Listening to the Goldberg offers various interesting tracks one might follow:

I. One might focus, one time, on the canons (movements 2, 6, 9, 12, 15, 18, 21), noticing how brilliantly the composer manages to move the harmony in the ones based on consonant intervals (the 3rd and the 6th), which generate forward movement and need more skill for integration into the “given” harmonic plan. And each of these canons offers a kind of pulsation or pattern that be at home in any Bach keyboard collection.

II. Or, the hearer can track a dance suite or partita: 

No. 4 – Minuet

No. 7 – Passepied

No. 10 – Fugue

No. 11 – Gigue

No. 16 – Overture

No. 19 – Prelude (a la Well-Tempered Clavier)

No. 30 – (grab bag) 

III. Or, one might trace the obvious virtuoso challenges: 1, 8, 11, 14, 17, 20, 23, 26, 28, gradually compressing in frequency and increasing in intricacy. 

IV. Or, one might focus on the meditative pieces, 13 & 25, which turn out to be at the heart of the piece, and form a spiritual alliance with two of the canons, 13 & 15. 

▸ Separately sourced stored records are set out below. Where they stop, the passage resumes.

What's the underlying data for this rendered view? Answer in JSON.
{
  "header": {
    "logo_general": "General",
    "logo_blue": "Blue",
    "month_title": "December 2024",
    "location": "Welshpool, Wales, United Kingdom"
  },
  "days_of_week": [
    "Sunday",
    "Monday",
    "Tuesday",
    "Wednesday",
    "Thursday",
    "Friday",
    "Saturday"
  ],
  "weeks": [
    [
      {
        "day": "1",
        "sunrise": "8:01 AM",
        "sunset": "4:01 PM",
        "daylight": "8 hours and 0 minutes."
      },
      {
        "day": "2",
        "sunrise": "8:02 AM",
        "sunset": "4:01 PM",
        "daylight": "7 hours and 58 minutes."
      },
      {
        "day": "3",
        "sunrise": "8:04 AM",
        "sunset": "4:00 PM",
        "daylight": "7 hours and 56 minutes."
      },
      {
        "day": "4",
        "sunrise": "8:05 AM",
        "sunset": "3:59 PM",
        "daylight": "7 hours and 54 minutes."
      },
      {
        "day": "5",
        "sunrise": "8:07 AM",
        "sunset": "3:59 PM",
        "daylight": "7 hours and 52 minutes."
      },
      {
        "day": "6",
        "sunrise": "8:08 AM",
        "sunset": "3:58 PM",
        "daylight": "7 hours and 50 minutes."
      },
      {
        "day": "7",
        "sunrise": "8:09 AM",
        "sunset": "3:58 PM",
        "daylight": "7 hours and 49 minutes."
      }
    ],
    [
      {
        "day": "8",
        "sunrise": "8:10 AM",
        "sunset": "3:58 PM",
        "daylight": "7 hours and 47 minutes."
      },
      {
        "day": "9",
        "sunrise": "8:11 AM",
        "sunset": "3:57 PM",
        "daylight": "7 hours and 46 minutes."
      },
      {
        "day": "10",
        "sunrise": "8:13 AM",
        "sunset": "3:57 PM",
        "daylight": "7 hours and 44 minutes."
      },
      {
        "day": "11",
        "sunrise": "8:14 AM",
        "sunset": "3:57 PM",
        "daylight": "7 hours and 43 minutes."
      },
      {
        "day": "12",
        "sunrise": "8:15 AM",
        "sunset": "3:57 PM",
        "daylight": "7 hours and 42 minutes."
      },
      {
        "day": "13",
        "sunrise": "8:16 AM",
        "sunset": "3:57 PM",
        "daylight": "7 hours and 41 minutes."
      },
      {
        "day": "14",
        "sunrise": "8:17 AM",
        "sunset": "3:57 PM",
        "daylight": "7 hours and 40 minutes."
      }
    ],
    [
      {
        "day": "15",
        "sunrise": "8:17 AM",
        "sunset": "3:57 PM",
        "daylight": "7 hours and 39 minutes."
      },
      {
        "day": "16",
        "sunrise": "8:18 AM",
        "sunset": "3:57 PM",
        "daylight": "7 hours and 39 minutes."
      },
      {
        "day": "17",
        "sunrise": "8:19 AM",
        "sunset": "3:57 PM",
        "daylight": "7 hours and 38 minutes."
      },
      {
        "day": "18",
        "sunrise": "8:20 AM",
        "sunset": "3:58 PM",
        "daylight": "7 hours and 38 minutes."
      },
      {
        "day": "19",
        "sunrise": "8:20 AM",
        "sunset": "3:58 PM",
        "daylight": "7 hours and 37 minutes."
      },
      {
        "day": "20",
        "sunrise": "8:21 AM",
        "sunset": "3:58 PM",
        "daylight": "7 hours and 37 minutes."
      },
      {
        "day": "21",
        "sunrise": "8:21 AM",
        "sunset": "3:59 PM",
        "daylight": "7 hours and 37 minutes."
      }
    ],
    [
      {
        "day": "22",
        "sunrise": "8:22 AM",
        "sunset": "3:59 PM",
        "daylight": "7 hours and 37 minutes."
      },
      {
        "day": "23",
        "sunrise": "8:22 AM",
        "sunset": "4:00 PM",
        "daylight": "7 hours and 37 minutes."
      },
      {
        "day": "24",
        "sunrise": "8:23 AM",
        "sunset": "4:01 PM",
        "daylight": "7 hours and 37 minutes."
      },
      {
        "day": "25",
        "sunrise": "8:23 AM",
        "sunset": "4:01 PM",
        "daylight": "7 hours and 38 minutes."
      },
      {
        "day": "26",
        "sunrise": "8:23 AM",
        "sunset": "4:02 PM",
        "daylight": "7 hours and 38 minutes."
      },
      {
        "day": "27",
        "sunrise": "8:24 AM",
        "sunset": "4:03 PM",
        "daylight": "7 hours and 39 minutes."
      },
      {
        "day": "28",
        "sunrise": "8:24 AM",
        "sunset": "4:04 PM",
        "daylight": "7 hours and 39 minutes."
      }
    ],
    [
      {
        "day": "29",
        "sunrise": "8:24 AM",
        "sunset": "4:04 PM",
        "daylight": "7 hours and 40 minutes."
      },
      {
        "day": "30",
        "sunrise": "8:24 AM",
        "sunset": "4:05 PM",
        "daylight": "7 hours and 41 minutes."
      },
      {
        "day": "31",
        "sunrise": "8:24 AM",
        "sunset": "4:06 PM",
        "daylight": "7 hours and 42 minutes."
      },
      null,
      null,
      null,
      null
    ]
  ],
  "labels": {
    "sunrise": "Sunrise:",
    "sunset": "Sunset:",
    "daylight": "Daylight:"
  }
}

Finally, it is the interleaved structure that forces the ear back to its anchor in this piece, bass line motion with its implied harmony: vigorously executed, omnipresent, and always yielding foreground impression to one of the inner movement sequences we have mentioned, sequences that adhere to one other throughout the Goldberg Variations. 

— Notes by John Harbison
Artistic Co-Director, Token Creek Chamber Music Festival